I wrapped up this semester by finishing up my final project on the Detroit Shoreway and what I believe to be my project theme called the symbolic economy. Beginning with "The Rise of the Creative Class" and identifying who exactly the creative class is, I wanted to address a community of creative people, most appropriately in the Gordon Arts District. I addressed the two topics of the existing fabric and a new anchor by proposing two different and unique systems: the symbolic monument and the symbolic infrastructure. My presentation boards are shown below.
This design was critized for its more radical approach to a symbolic culture that tried to address a creative class. My initial analysis lead me to believe that this would be a more ideal solution. However, I was expecting some criticism moreso because I decided to take a radical approach in order to try to address a radical initial to bring more culture and identity into the area. Of course, the design isn't perfect but it addresses many different elements that I believe contributed to a creative culture. It was a strong move towards the future of the Gordon Arts District and the Detroit Shoreway.
I chose to make a 3d model in sketchup rather than a physical model because it allowed me to render some streetside "worms-eye" views that showed how the environment would respond with people and my design. I felt like I produced enough valuable research and analysis given the timeframe I had for this project.
The jury review, overall, went well and I respect the criticism. I understand the points some of the jurors made. Unfortunately, I didnt have time to dive into the creative class research that may have been helpful for my argument but I still think I put up a good fight. The boards and presentation I believe turned out great.
I thought this semester provided me with a lot of valuable information in terms of urban design. Taking the landscape design approach is very important and I will make sure to do a thorough analysis of the site and conditions in future studio projects. I look forwards to my coming studios here at the CUDC and am glad I can finally say that this semester is coming to a close.
I chose to stick with the project area I have studied so far: The Detroit Shoreway because of the opportunities that I believe it offers for design and investment. Of course, the area has already received intense observation and renovations, but I believe these investments can be revised in some way. How exactly, I am not quite sure.
The next phase of mapping and analysis will be composed of the "in-between" spaces: the spaces in beween the districts of the Detroit Shoreway and being able to establish connections between them. I believe there are low cost solutions to implement this.
One of the discussions we had this week was whether or not rental properties are an asset or a liability to an area. I still strongly believe that owner occupied homes are a valuable asset to a community and denote stability. And with stability, comes a stronger and more defined community. However, I also think rental properties are import and should be implemented as well.
The conclusions we made I believe were very powerful and effectively established a foundation for further mapping in the future. Looking at the manufacturing district in greater detail, looking at these "in-between" spaces, and looking at the housing community are areas that could be further mapped.

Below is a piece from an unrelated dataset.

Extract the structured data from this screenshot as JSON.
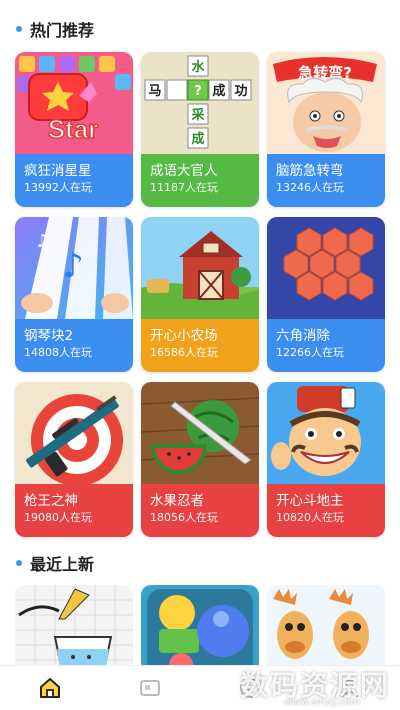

The Detroit Shoreway (just west of Downtown Cleveland) was the area of study for our analysis of Economics this week. As part of NPI Strategic Investment Initiative (SII), the Detroit Shoreway has received much attention from the CUDC, CityArchitecture, the Northeast Ohio Urban Design Center, and the CCD. Our initial analysis looked at the SII and their design development process. We noted the emphasis placed on the establishments of districts, housing and character of the town.
We read the book "The Rise of the Creative Class." This book discusses a new type of social class called "the creative class" that is composed of approx. 30% of people; the people who rely on their creativity and ideas to work (architects, engineers, artists, etc.) We compared the creative class with the SII (shown above). Our mapping involved multiple systems (soil, hydrology, real estate, local restaurants, districts, and the list goes on....).
Focusing on real estate and investment, we derived a thesis statement from some of this initial mapping and from our site visit. The development of hougses for sale will increase the stability of the neighborhood, increase the value of the land, attract the creative class, and create an environment with character. Compare this statement with the implementation of rental units.
After mapping the real estate areas and establishing real estate zones, we conducted further mapping trying to determine relationships between some of the districts and zoning with these real estate zones. Is there any comparison.
We made some conclusions:
Battery Park creates a new owner occupied area, yet is isolated from the existing fabric.
Investments made to Gordon Arts district make it a destination for visitors to support the artistic endeavors of residents.
While it is true that the neighborhood provides housing options for a wide range of economic levels, these levels are divided into strict districts creating inequalities in the quality of life.
Industrial rehabilitation plays a minor role in the SII plan for the district, yet may play a key role in creating a thriving, healthy neighborhood with a strong creative culture.
Brandon E. Young